GOAL OF THE EXERCISE - Every line below that holds the word "JSON" must be listed.

MATERIAL PROVIDED -

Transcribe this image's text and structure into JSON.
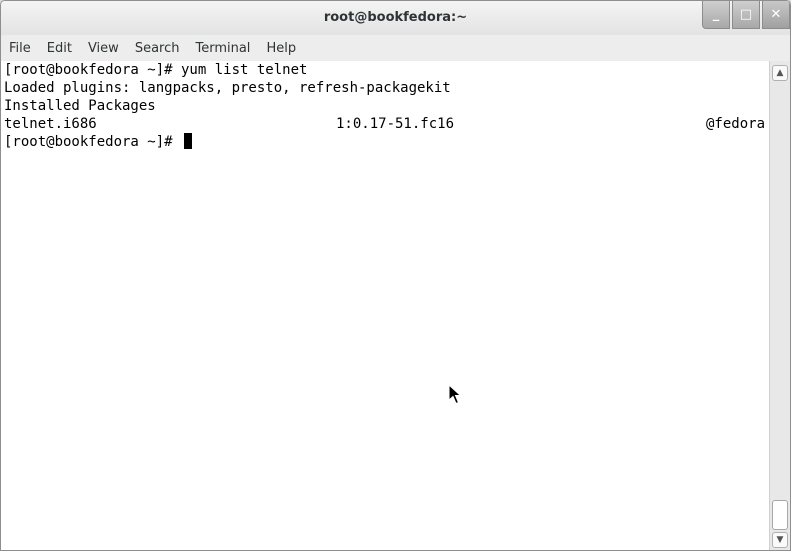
{
  "window": {
    "title": "root@bookfedora:~",
    "buttons": {
      "minimize": "_",
      "maximize": "□",
      "close": "✕"
    }
  },
  "menubar": {
    "items": [
      {
        "label": "File"
      },
      {
        "label": "Edit"
      },
      {
        "label": "View"
      },
      {
        "label": "Search"
      },
      {
        "label": "Terminal"
      },
      {
        "label": "Help"
      }
    ]
  },
  "terminal": {
    "lines": [
      {
        "text": "[root@bookfedora ~]# yum list telnet"
      },
      {
        "text": "Loaded plugins: langpacks, presto, refresh-packagekit"
      },
      {
        "text": "Installed Packages"
      }
    ],
    "package_row": {
      "name": "telnet.i686",
      "version": "1:0.17-51.fc16",
      "repo": "@fedora"
    },
    "prompt": "[root@bookfedora ~]# "
  },
  "scrollbar": {
    "up_arrow": "▲",
    "down_arrow": "▼",
    "position": 1.0
  }
}
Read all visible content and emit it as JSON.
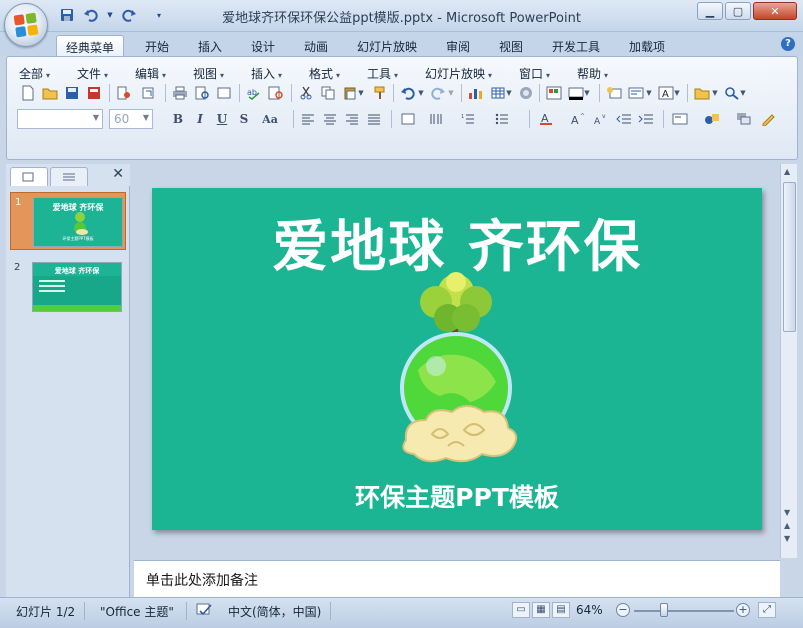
{
  "window": {
    "title": "爱地球齐环保环保公益ppt模版.pptx - Microsoft PowerPoint",
    "minimize_icon": "minimize-icon",
    "maximize_icon": "maximize-icon",
    "close_icon": "close-icon"
  },
  "quick_access": [
    "save-icon",
    "undo-icon",
    "redo-icon",
    "customize-icon"
  ],
  "tabs": [
    "经典菜单",
    "开始",
    "插入",
    "设计",
    "动画",
    "幻灯片放映",
    "审阅",
    "视图",
    "开发工具",
    "加载项"
  ],
  "active_tab": "经典菜单",
  "classic_menu": [
    "全部",
    "文件",
    "编辑",
    "视图",
    "插入",
    "格式",
    "工具",
    "幻灯片放映",
    "窗口",
    "帮助"
  ],
  "font": {
    "name": "",
    "size": "60"
  },
  "format_buttons": [
    "B",
    "I",
    "U",
    "S",
    "Aa"
  ],
  "slides": [
    {
      "number": "1",
      "title": "爱地球 齐环保",
      "subtitle": "环保主题PPT模板"
    },
    {
      "number": "2",
      "title": "爱地球 齐环保"
    }
  ],
  "current_slide": {
    "title": "爱地球 齐环保",
    "subtitle": "环保主题PPT模板",
    "background": "#1bb594"
  },
  "notes_placeholder": "单击此处添加备注",
  "status": {
    "slide_info": "幻灯片 1/2",
    "theme": "\"Office 主题\"",
    "language": "中文(简体，中国)",
    "zoom": "64%"
  }
}
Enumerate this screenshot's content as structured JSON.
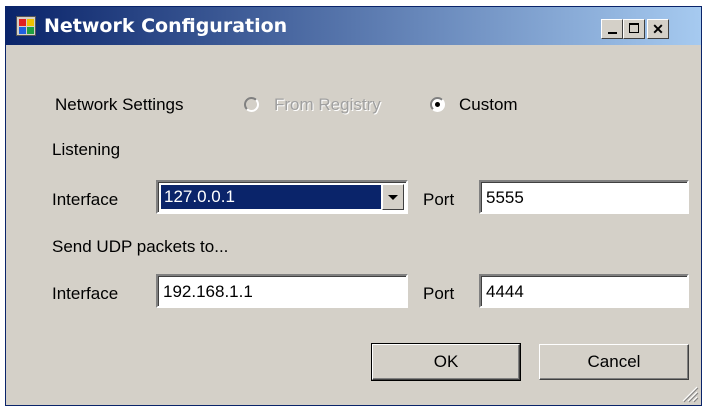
{
  "window": {
    "title": "Network Configuration"
  },
  "network_settings": {
    "label": "Network Settings",
    "option_registry": "From Registry",
    "option_custom": "Custom",
    "selected": "Custom"
  },
  "listening": {
    "heading": "Listening",
    "interface_label": "Interface",
    "interface_value": "127.0.0.1",
    "port_label": "Port",
    "port_value": "5555"
  },
  "send": {
    "heading": "Send UDP packets to...",
    "interface_label": "Interface",
    "interface_value": "192.168.1.1",
    "port_label": "Port",
    "port_value": "4444"
  },
  "buttons": {
    "ok": "OK",
    "cancel": "Cancel"
  },
  "icons": {
    "app": "app-icon",
    "minimize": "minimize-icon",
    "maximize": "maximize-icon",
    "close": "close-icon",
    "dropdown": "chevron-down-icon",
    "resize": "resize-grip-icon"
  },
  "colors": {
    "title_bar": "#0a246a",
    "selection": "#0a246a",
    "face": "#d4d0c8"
  }
}
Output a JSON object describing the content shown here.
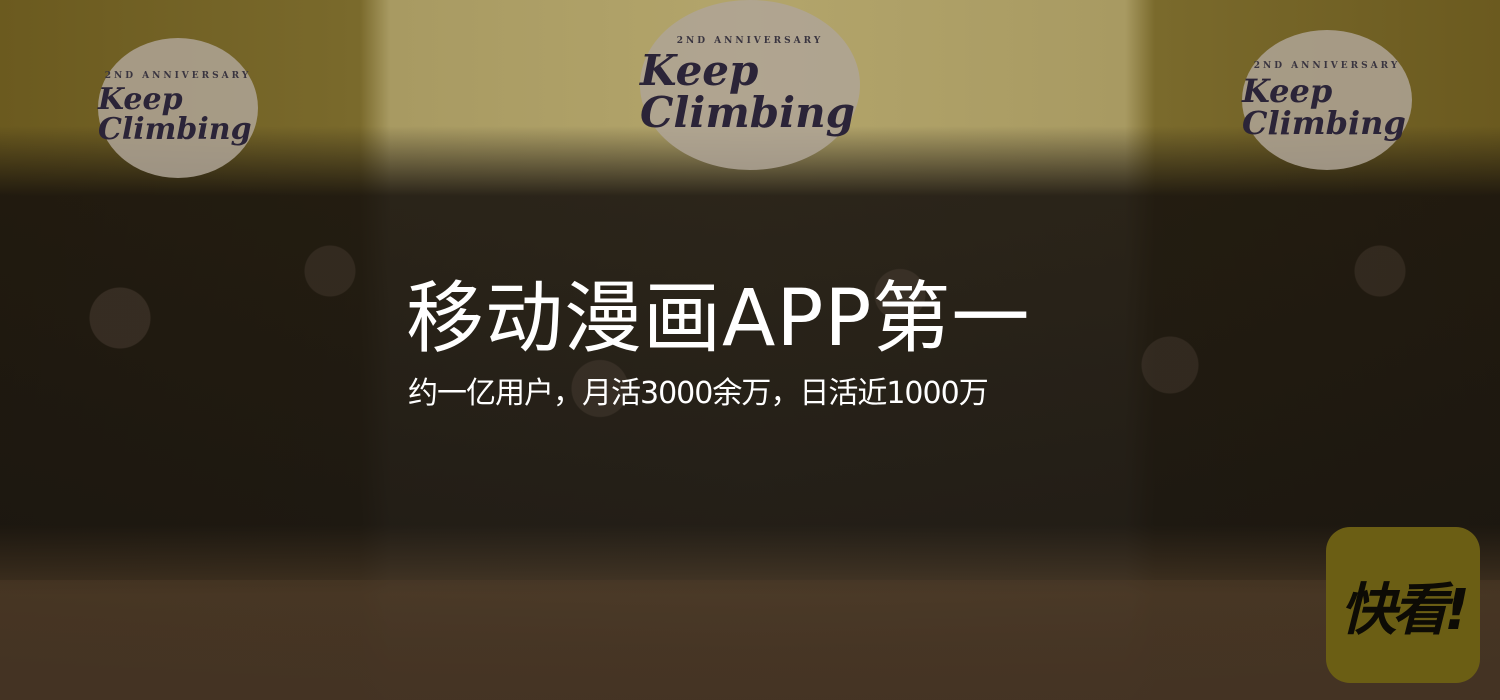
{
  "banner": {
    "title": "移动漫画APP第一",
    "subtitle": "约一亿用户，月活3000余万，日活近1000万"
  },
  "backdrop": {
    "logo_text": "Keep Climbing",
    "logo_sub": "2ND ANNIVERSARY"
  },
  "app_logo": {
    "text": "快看!",
    "color": "#6b5e14"
  }
}
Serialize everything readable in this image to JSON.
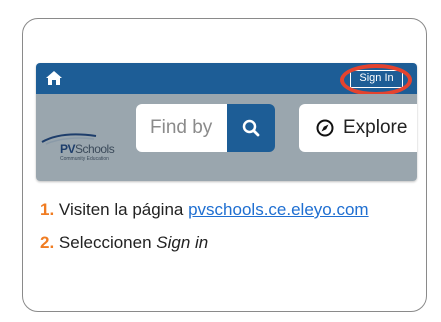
{
  "screenshot": {
    "sign_in_label": "Sign In",
    "logo_title_bold": "PV",
    "logo_title_rest": "Schools",
    "logo_subtitle": "Community Education",
    "search_placeholder": "Find by",
    "explore_label": "Explore",
    "topbar_color": "#1d5d96",
    "highlight_color": "#e4432e"
  },
  "steps": [
    {
      "number": "1.",
      "text": "Visiten la página ",
      "link": "pvschools.ce.eleyo.com"
    },
    {
      "number": "2.",
      "text": "Seleccionen ",
      "emphasis": "Sign in"
    }
  ],
  "icons": [
    "home-icon",
    "search-icon",
    "compass-icon",
    "pvschools-logo"
  ]
}
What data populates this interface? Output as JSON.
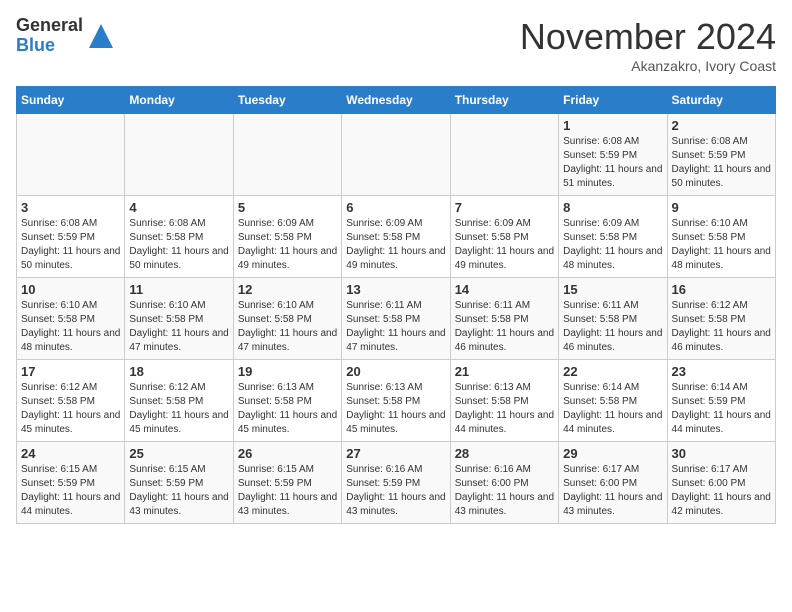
{
  "header": {
    "logo": {
      "general": "General",
      "blue": "Blue"
    },
    "title": "November 2024",
    "location": "Akanzakro, Ivory Coast"
  },
  "calendar": {
    "days_of_week": [
      "Sunday",
      "Monday",
      "Tuesday",
      "Wednesday",
      "Thursday",
      "Friday",
      "Saturday"
    ],
    "weeks": [
      [
        {
          "day": "",
          "info": ""
        },
        {
          "day": "",
          "info": ""
        },
        {
          "day": "",
          "info": ""
        },
        {
          "day": "",
          "info": ""
        },
        {
          "day": "",
          "info": ""
        },
        {
          "day": "1",
          "info": "Sunrise: 6:08 AM\nSunset: 5:59 PM\nDaylight: 11 hours and 51 minutes."
        },
        {
          "day": "2",
          "info": "Sunrise: 6:08 AM\nSunset: 5:59 PM\nDaylight: 11 hours and 50 minutes."
        }
      ],
      [
        {
          "day": "3",
          "info": "Sunrise: 6:08 AM\nSunset: 5:59 PM\nDaylight: 11 hours and 50 minutes."
        },
        {
          "day": "4",
          "info": "Sunrise: 6:08 AM\nSunset: 5:58 PM\nDaylight: 11 hours and 50 minutes."
        },
        {
          "day": "5",
          "info": "Sunrise: 6:09 AM\nSunset: 5:58 PM\nDaylight: 11 hours and 49 minutes."
        },
        {
          "day": "6",
          "info": "Sunrise: 6:09 AM\nSunset: 5:58 PM\nDaylight: 11 hours and 49 minutes."
        },
        {
          "day": "7",
          "info": "Sunrise: 6:09 AM\nSunset: 5:58 PM\nDaylight: 11 hours and 49 minutes."
        },
        {
          "day": "8",
          "info": "Sunrise: 6:09 AM\nSunset: 5:58 PM\nDaylight: 11 hours and 48 minutes."
        },
        {
          "day": "9",
          "info": "Sunrise: 6:10 AM\nSunset: 5:58 PM\nDaylight: 11 hours and 48 minutes."
        }
      ],
      [
        {
          "day": "10",
          "info": "Sunrise: 6:10 AM\nSunset: 5:58 PM\nDaylight: 11 hours and 48 minutes."
        },
        {
          "day": "11",
          "info": "Sunrise: 6:10 AM\nSunset: 5:58 PM\nDaylight: 11 hours and 47 minutes."
        },
        {
          "day": "12",
          "info": "Sunrise: 6:10 AM\nSunset: 5:58 PM\nDaylight: 11 hours and 47 minutes."
        },
        {
          "day": "13",
          "info": "Sunrise: 6:11 AM\nSunset: 5:58 PM\nDaylight: 11 hours and 47 minutes."
        },
        {
          "day": "14",
          "info": "Sunrise: 6:11 AM\nSunset: 5:58 PM\nDaylight: 11 hours and 46 minutes."
        },
        {
          "day": "15",
          "info": "Sunrise: 6:11 AM\nSunset: 5:58 PM\nDaylight: 11 hours and 46 minutes."
        },
        {
          "day": "16",
          "info": "Sunrise: 6:12 AM\nSunset: 5:58 PM\nDaylight: 11 hours and 46 minutes."
        }
      ],
      [
        {
          "day": "17",
          "info": "Sunrise: 6:12 AM\nSunset: 5:58 PM\nDaylight: 11 hours and 45 minutes."
        },
        {
          "day": "18",
          "info": "Sunrise: 6:12 AM\nSunset: 5:58 PM\nDaylight: 11 hours and 45 minutes."
        },
        {
          "day": "19",
          "info": "Sunrise: 6:13 AM\nSunset: 5:58 PM\nDaylight: 11 hours and 45 minutes."
        },
        {
          "day": "20",
          "info": "Sunrise: 6:13 AM\nSunset: 5:58 PM\nDaylight: 11 hours and 45 minutes."
        },
        {
          "day": "21",
          "info": "Sunrise: 6:13 AM\nSunset: 5:58 PM\nDaylight: 11 hours and 44 minutes."
        },
        {
          "day": "22",
          "info": "Sunrise: 6:14 AM\nSunset: 5:58 PM\nDaylight: 11 hours and 44 minutes."
        },
        {
          "day": "23",
          "info": "Sunrise: 6:14 AM\nSunset: 5:59 PM\nDaylight: 11 hours and 44 minutes."
        }
      ],
      [
        {
          "day": "24",
          "info": "Sunrise: 6:15 AM\nSunset: 5:59 PM\nDaylight: 11 hours and 44 minutes."
        },
        {
          "day": "25",
          "info": "Sunrise: 6:15 AM\nSunset: 5:59 PM\nDaylight: 11 hours and 43 minutes."
        },
        {
          "day": "26",
          "info": "Sunrise: 6:15 AM\nSunset: 5:59 PM\nDaylight: 11 hours and 43 minutes."
        },
        {
          "day": "27",
          "info": "Sunrise: 6:16 AM\nSunset: 5:59 PM\nDaylight: 11 hours and 43 minutes."
        },
        {
          "day": "28",
          "info": "Sunrise: 6:16 AM\nSunset: 6:00 PM\nDaylight: 11 hours and 43 minutes."
        },
        {
          "day": "29",
          "info": "Sunrise: 6:17 AM\nSunset: 6:00 PM\nDaylight: 11 hours and 43 minutes."
        },
        {
          "day": "30",
          "info": "Sunrise: 6:17 AM\nSunset: 6:00 PM\nDaylight: 11 hours and 42 minutes."
        }
      ]
    ]
  }
}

PROBLEM SOLUTION -
Transcribe this image's text and structure into JSON.
Read all visible content and emit it as JSON.
Enumerate this screenshot's content as structured JSON.
Output a JSON object describing the content shown here.
Serialize everything readable in this image to JSON.
What data populates this interface? Output as JSON.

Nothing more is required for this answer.